Warren Miller: The high price of gold
Special to the Aspen Times Weekly
Aspen, CO Colorado
The other day I visited a friend here on the island who lives in a place most people would call way back in the woods, up almost a half-mile long, dirt road, and this is what I found there:
My friend who had spent his life as a physical therapist who combined his exercise programs with a combination of Zen, weights, running, vitamins and a complex mixture of health foods. His results were phenomenal and, of course, very expensive. He had semi-retired a couple of years ago and his prices had skyrocketed from their already expensive levels.
He had some houseguests for a week.

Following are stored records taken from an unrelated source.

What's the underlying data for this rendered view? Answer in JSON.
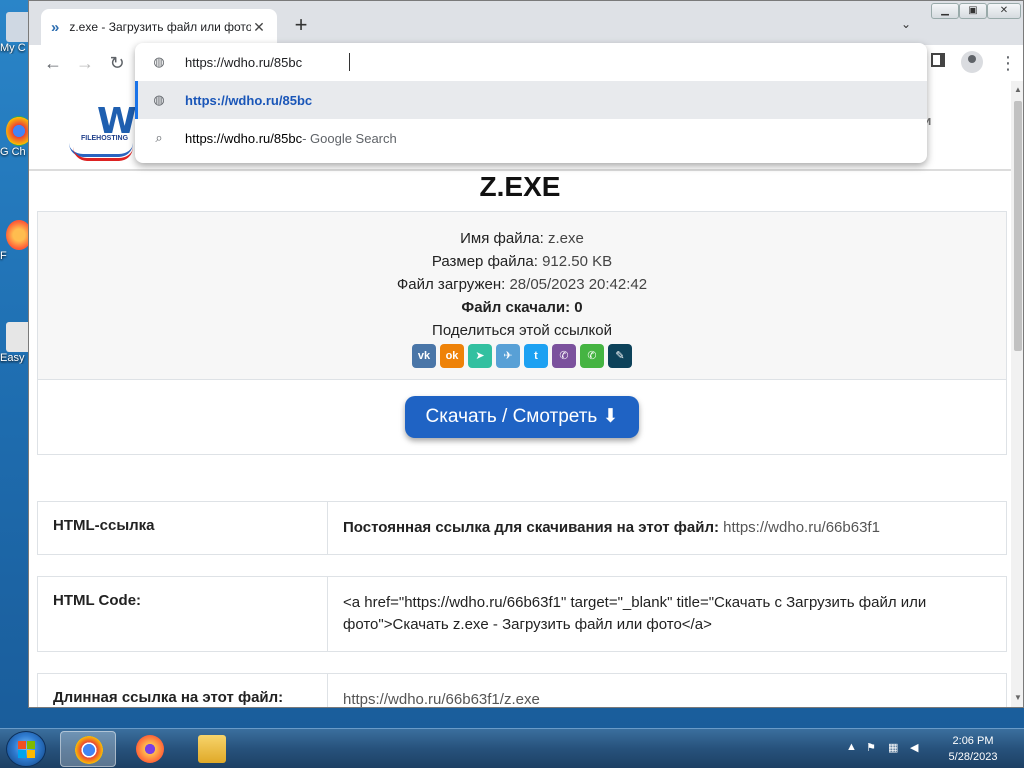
{
  "desktop": {
    "icons": [
      {
        "label": "My C",
        "icon": "computer-icon"
      },
      {
        "label": "G Ch",
        "icon": "chrome-icon"
      },
      {
        "label": "F",
        "icon": "firefox-icon"
      },
      {
        "label": "Easy",
        "icon": "easy-icon"
      }
    ]
  },
  "browser": {
    "tab_title": "z.exe - Загрузить файл или фото",
    "tab_close": "✕",
    "new_tab": "+",
    "tab_menu": "⌄",
    "omnibox": {
      "input_value": "https://wdho.ru/85bc",
      "suggestions": [
        {
          "text": "https://wdho.ru/85bc",
          "icon": "globe-icon"
        },
        {
          "text": "https://wdho.ru/85bc",
          "suffix": " - Google Search",
          "icon": "search-icon"
        }
      ]
    }
  },
  "site": {
    "login_label": "йти",
    "logo_text": "FILEHOSTING",
    "file_title": "Z.EXE",
    "info": {
      "name_label": "Имя файла:",
      "name_value": "z.exe",
      "size_label": "Размер файла:",
      "size_value": "912.50 KB",
      "uploaded_label": "Файл загружен:",
      "uploaded_value": "28/05/2023 20:42:42",
      "downloads_label": "Файл скачали:",
      "downloads_value": "0",
      "share_label": "Поделиться этой ссылкой"
    },
    "share_icons": [
      {
        "name": "vk-icon",
        "text": "vk",
        "color": "#4a76a8"
      },
      {
        "name": "odnoklassniki-icon",
        "text": "ok",
        "color": "#ee8208"
      },
      {
        "name": "share-arrow-icon",
        "text": "➤",
        "color": "#32c0a0"
      },
      {
        "name": "telegram-icon",
        "text": "✈",
        "color": "#58a0d6"
      },
      {
        "name": "twitter-icon",
        "text": "t",
        "color": "#1da1f2"
      },
      {
        "name": "viber-icon",
        "text": "✆",
        "color": "#7b519d"
      },
      {
        "name": "whatsapp-icon",
        "text": "✆",
        "color": "#45b442"
      },
      {
        "name": "livejournal-icon",
        "text": "✎",
        "color": "#0d425a"
      }
    ],
    "download_button": "Скачать / Смотреть",
    "rows": [
      {
        "label": "HTML-ссылка",
        "value_bold": "Постоянная ссылка для скачивания на этот файл:",
        "value": " https://wdho.ru/66b63f1"
      },
      {
        "label": "HTML Code:",
        "value_bold": "",
        "value": "<a href=\"https://wdho.ru/66b63f1\" target=\"_blank\" title=\"Скачать с Загрузить файл или фото\">Скачать z.exe - Загрузить файл или фото</a>"
      },
      {
        "label": "Длинная ссылка на этот файл:",
        "value_bold": "",
        "value": "https://wdho.ru/66b63f1/z.exe"
      }
    ]
  },
  "taskbar": {
    "time": "2:06 PM",
    "date": "5/28/2023"
  },
  "colors": {
    "accent": "#1f63c4",
    "selected_suggestion": "#1a56b8"
  }
}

One of them has a son who is an aspiring junior ski racer. When I was introduced to his son, he was all sweat and dirt on this hot July afternoon, and had a complex shoulder harness with a rope attached to a giant tractor tire. He was dragging it up the dirt road in a cloud of dust.
His father was urging him to drag the tire faster because it was part of his exercise program to get in shape for next winter’s ski racing season. In the meantime here is what his mother and their loan officer at the bank are putting up with:
When Aspen closes for the winter, they rent a condo at Keystone for their family and their son’s private coach so their son could continue to ski and run gates at Arapahoe Basin until it closed.
While living in Keystone they traveled to a racing camp at Mammoth for 10 days for $4,100 – not including airfare and the rental car – to get back and forth to their rented condo in the village. They also managed a week at Whistler training camp for about the same price as Mammoth, but that is OK because it is charged in Canadian dollars.
His dad said, “It’s worth it because this spring in the J-4 division of ski racing my son was in the top 10. When he finishes this dry-land strength training, his mother will go with him to New Zealand for the racing circuit down there, including the races in Australia. They should only be gone about four weeks of competition and travel.”
Then he will come back for a week or so at Timberline Lodge for training under a different hard-to-hire coach. I will join him there so I can help him with logistics and maybe windsurf at the nearby Gorge in the afternoon a couple of times.
His mother will stay home after that to take care of our other kids while I go with him to Portillo, Chile and the South American racing circuit.
“Hey, I made a lot of money and I can afford it and this ski racing is teaching him responsibility to get to the starting gate on time. I am a pretty good guy with waxing so he does a little better when I am with him than when his mother goes. But she used to be a teacher so he gets a better education when she travels with him.”
The odyssey continues with the plan for the rest of the year. When they return to their hometown of Aspen, they will take Labor Day off and then come here to the island for more strength training by dragging that gigantic tractor tire up and down the dirt road back in the woods. School starts in Aspen in the middle of September but they are hoping to get him a slot at one of the top academies here in the west so he can gauge his improvement against some of the kids who beat him in the J-4 division last spring. There are only four other families I know of who are on a similar schedule of racing and training as they are with their son.
The kid is now almost 14 years old and it will be another 10 years of this kind of travel and training, as his dad says, before he might start to get on the podium occasionally. Right now there are about a dozen kids his age at each of the major resorts in American who could win at any time and in any race. I wonder, are his father and mother living what they wished their life had been through the muscles of their kid and their wallet?
What about the other three kids in the family?
One of them is a daughter and she could not care less about going through slalom gates instead of free skiing. She thinks skiing is all about freedom and why complicates it with gates? The middle son is a snowboarder and as long as dad buys his season pass and his equipment for him, he couldn’t care less about anything except powder snow and leaping off of high cliffs.
The oldest son plays the piano and soccer doesn’t like skiing very well and wants to go to Julliard.
The full time nanny/maid/house keeper/chauffer and grocery shopper is from Guatemala. I never have found out what the financial fountain head of the house does for living, but he is darn good at whatever it is.
Roaring Fork Valley natives Emily Ridings and Nikki Ferry have come full circle when it comes to dance. Both studied dance with Aspen Santa Fe Ballet (ASFB) as kids, continued their training with other prominent schools, and now return this weekend, as ASFB presents “The Nutcracker” at Aspen District Theater.